=== Begin Enclosure ===

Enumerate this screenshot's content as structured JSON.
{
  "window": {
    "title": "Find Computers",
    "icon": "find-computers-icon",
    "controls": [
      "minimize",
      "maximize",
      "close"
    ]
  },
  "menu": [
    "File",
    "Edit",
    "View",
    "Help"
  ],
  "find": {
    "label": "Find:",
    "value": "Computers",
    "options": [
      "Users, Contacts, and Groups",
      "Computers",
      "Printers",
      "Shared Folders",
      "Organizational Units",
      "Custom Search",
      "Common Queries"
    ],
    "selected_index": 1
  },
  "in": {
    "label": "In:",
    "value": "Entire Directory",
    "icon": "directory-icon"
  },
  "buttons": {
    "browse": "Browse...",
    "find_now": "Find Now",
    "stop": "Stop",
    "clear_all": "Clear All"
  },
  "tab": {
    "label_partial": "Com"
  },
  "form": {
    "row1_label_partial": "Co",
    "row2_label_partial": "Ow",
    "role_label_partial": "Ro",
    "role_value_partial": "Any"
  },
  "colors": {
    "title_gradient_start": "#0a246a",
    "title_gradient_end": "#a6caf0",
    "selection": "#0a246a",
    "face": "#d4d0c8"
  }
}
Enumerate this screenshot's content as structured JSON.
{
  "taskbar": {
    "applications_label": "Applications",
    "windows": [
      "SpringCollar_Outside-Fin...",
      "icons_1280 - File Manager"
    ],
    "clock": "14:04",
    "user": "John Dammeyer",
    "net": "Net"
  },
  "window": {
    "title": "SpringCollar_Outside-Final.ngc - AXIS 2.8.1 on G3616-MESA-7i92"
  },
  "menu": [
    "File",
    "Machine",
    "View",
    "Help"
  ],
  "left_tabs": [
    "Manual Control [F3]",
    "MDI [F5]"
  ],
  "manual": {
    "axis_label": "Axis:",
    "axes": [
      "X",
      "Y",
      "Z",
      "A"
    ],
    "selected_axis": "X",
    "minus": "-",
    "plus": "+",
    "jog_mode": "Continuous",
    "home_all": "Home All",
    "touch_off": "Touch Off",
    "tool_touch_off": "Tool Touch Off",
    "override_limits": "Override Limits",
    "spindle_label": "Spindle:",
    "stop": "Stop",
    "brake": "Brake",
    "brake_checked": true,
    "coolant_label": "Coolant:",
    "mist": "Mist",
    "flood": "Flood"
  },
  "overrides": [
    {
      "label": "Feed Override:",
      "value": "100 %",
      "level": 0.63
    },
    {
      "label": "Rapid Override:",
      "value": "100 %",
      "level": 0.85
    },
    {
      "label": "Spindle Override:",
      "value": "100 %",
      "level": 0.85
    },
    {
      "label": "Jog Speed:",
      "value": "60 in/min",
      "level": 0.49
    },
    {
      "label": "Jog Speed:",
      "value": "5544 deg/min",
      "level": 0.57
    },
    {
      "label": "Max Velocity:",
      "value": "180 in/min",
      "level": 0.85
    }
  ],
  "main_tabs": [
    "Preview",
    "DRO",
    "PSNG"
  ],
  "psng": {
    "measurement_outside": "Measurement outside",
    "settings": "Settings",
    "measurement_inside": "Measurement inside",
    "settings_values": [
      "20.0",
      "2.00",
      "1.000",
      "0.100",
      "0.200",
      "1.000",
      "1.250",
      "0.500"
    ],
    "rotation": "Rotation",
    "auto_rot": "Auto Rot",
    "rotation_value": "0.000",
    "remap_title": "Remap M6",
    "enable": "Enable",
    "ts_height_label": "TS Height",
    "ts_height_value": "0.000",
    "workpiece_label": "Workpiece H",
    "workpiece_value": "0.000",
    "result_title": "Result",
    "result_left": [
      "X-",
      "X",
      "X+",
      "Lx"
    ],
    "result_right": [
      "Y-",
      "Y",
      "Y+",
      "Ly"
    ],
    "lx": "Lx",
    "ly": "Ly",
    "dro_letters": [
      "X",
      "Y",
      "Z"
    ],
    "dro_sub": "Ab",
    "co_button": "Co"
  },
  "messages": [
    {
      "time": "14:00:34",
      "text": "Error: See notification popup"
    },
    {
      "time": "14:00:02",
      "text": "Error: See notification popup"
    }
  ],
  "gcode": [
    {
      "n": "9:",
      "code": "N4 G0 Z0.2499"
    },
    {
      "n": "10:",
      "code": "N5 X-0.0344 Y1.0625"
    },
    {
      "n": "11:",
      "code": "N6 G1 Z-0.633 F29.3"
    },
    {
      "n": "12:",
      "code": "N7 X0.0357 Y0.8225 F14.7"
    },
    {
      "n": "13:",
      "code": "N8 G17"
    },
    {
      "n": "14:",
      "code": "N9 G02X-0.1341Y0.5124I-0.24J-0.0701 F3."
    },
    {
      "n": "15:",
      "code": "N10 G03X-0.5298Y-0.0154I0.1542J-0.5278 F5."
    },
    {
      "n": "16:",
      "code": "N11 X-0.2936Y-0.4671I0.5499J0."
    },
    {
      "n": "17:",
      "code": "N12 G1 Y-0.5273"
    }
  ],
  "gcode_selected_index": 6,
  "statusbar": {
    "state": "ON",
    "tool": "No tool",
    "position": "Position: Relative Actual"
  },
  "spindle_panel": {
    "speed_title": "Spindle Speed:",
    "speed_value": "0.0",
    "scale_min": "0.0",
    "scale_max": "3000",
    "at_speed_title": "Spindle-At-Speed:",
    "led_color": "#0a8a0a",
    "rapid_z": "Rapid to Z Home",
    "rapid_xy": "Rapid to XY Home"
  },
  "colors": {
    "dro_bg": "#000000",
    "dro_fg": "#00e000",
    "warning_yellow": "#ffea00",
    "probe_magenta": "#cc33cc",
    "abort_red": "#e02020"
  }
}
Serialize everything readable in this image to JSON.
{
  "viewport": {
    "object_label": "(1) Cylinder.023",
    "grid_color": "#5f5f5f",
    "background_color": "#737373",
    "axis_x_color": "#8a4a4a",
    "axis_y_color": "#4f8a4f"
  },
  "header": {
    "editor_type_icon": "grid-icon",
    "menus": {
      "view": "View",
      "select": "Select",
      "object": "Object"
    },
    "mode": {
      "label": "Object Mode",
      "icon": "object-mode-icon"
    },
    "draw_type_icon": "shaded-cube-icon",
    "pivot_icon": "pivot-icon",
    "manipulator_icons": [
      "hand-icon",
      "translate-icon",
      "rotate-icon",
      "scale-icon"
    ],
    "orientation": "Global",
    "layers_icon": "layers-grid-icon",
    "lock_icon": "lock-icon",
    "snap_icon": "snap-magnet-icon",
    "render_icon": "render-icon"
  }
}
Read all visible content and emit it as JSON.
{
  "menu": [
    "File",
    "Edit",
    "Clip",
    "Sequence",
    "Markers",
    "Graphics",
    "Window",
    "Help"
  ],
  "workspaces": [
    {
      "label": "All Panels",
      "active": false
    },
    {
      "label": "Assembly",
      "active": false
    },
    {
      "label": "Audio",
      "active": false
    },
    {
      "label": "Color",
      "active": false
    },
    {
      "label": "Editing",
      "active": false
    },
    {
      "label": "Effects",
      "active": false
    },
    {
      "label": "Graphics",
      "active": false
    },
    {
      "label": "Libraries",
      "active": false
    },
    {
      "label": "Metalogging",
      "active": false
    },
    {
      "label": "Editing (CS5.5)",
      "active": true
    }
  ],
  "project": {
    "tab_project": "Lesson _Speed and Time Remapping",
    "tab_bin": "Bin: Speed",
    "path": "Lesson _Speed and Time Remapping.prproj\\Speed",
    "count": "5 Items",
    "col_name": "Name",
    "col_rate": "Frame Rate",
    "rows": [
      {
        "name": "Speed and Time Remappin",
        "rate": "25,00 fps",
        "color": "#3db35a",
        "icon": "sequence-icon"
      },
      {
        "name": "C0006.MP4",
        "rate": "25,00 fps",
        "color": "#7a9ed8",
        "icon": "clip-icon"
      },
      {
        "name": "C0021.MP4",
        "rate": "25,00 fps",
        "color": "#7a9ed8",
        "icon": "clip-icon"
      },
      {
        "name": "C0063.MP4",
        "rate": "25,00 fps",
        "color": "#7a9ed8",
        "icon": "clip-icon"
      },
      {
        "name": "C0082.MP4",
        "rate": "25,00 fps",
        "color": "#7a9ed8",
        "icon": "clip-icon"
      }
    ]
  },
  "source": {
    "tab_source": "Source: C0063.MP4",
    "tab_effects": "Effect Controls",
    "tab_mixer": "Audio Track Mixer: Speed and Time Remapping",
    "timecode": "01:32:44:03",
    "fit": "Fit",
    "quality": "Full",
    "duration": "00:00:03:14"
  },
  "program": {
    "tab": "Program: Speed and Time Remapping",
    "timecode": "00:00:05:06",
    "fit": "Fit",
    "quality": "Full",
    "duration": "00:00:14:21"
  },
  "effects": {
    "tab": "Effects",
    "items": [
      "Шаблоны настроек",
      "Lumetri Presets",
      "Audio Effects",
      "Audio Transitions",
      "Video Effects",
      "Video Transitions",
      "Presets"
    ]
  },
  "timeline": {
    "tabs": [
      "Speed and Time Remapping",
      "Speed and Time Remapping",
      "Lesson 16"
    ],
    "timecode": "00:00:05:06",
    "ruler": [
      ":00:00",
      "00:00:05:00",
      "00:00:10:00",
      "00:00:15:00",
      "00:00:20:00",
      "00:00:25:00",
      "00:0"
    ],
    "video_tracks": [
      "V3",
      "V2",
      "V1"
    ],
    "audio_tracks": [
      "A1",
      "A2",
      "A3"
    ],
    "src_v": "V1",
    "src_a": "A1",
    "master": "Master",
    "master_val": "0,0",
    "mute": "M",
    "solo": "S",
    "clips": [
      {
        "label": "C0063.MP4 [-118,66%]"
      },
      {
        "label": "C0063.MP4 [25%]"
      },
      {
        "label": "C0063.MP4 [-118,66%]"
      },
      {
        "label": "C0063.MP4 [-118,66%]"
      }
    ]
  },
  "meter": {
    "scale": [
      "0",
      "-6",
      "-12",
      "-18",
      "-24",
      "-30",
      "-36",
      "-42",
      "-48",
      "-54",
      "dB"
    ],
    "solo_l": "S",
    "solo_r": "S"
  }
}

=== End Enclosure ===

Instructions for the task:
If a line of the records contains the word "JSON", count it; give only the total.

Answer box:
4